I don’t see an overwhelming amount of Native appropriation, although I imagine it’s in there, hiding in the dark.
I’m sort of just putting this out there as a question, from a place of curiosity for other people who may participate in other religious/spiritual offerings from cultures that have been historically and presently oppressed in the Americas.
Have you had your mini-Rachel Dolezal moment where you find yourself going to “take the ‘good’ parts, leave the rest behind”? Like, you want to participate in a Native American ceremony, but do you want the high rate of suicide and depression? Sexual assault and rape? The alcoholism? Contaminated water?  Poor rates of education for your children?
I have been writing and researching a lot about shamanism lately, from a multi-cultural perspective. While the word “shamanism” might bring up the image of someone of a Native American culture, the practice is seen all over the world. I know there is history from my own heritage in Western and Eastern Europe, and yes, I’m really sad that that’s been lost over time through my ancestry to my own present.
As I imagine, there are people in any community who know about their own culture, but who are too ashamed, scared, feeling low-self worth, to stand up and share about it.
And it gets lost…and lost…and lost…until it becomes invisible.
….
Let me see…
What would the healing of this look like from a perspective of exchange? 
We need to be in community with other communities, otherwise, I fear the resurgence of a colonial complex (” I/my ancestors took your culture, now let me teach it back you you) and we will see another disappearance of marginalized people all over the world under this umbrella of white supremacy.
A few weeks ago, I attended an online conference on called “Grounding in Life” work hosted by the modern mystic, Thomas Hübl. Through events of dialogue and exchange, he has worked at healing the Holocaust’s cultural shadows, bringing together thousands of Israelis and Germans in the process.
So now I sit wondering, who is going to bring this type of work to the Americas? When it is so very traumatized at its core over so many things.
A few things that stood out to me from his talk:
  • “The body of the human being around the world has deep scars”

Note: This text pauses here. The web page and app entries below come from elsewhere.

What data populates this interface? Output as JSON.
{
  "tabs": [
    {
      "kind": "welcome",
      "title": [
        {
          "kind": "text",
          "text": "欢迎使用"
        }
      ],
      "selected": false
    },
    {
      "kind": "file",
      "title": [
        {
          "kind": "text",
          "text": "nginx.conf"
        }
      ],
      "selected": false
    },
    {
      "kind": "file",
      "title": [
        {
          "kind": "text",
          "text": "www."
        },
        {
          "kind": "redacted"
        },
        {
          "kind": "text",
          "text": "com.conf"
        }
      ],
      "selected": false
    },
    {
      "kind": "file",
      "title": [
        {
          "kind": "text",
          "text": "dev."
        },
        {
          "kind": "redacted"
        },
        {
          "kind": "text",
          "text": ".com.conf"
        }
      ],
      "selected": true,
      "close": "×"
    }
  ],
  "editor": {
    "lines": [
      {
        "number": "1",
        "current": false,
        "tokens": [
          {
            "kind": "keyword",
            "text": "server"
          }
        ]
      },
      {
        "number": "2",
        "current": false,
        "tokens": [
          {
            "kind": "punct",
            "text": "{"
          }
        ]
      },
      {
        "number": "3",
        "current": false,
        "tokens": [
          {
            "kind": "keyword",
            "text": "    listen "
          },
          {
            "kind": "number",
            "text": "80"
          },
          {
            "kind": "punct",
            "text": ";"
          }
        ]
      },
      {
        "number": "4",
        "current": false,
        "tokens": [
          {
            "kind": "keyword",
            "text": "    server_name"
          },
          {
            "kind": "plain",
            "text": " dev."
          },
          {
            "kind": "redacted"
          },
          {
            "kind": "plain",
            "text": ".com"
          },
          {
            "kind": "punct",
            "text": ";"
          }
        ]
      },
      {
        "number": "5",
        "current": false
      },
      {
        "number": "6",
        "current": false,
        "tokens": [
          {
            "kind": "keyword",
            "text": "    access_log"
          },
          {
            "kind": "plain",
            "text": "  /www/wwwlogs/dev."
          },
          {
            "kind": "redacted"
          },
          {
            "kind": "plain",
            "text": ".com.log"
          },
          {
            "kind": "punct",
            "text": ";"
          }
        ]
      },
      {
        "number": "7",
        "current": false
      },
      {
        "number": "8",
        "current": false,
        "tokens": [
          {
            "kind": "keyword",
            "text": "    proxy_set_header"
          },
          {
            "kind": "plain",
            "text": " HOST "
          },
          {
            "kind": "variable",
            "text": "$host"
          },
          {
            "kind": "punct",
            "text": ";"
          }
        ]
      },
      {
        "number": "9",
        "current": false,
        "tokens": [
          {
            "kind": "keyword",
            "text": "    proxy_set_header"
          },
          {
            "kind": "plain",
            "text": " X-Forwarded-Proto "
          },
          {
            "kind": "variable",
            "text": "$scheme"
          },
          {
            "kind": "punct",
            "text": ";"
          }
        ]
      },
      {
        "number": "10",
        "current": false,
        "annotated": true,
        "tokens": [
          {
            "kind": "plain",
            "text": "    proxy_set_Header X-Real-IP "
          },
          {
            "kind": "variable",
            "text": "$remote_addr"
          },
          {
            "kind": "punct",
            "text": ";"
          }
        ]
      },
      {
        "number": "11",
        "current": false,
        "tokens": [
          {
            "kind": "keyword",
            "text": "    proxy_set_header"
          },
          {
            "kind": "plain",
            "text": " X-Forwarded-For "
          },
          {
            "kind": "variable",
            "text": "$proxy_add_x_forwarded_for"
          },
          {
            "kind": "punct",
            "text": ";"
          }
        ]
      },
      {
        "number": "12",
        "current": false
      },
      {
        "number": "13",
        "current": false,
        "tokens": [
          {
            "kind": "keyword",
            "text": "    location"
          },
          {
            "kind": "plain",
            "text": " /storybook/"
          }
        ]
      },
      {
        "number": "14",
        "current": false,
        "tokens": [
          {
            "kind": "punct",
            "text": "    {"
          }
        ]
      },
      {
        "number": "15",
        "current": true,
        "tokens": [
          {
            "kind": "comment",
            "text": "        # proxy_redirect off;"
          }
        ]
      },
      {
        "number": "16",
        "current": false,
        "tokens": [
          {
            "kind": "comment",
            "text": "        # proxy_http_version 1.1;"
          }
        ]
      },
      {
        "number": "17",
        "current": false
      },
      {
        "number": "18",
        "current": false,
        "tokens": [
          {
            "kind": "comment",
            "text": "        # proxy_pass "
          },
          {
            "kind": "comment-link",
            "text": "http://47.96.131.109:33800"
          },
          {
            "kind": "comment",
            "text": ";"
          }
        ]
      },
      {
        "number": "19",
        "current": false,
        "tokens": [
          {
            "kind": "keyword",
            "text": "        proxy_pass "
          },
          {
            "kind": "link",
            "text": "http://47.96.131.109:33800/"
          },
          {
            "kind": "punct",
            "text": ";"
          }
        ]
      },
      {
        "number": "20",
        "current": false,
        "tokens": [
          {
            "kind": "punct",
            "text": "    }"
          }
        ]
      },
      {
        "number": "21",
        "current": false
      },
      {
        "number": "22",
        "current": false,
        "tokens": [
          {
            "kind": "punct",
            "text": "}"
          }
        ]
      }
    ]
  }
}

  • “Whole societies are built on dark lakes of the unconscious”
  • “Stream of conscious awareness runs throughout the generations “
  • “We recreate the same structures again and again”
There’s this sort of sick pressure I find in the spiritual/self-help world of an individualistic nation that thinks you are going to accomplish all of this healing work on your own. Not really possible. Especially with the wounds we have inflicted and have to carry.
So! In gathering in “We-Spaces” (or places where there is not a ‘me’ or ‘you’ but rather a ‘we’ in the gathering) this can be accomplished:
  • “When there is a coherence and intimacy in a We-Space, big eruptions of collective unconscious comes up, waiting to come back into the conscious awareness”
  • “Coming together in intentional We pace, something about the greater field that allows us to work with material that would be overwhelming for us if we were just trying to do that on our own..”
I could see the work being much more fruitful towards a healing discussion for both parties across racial and cultural lines.

airpoem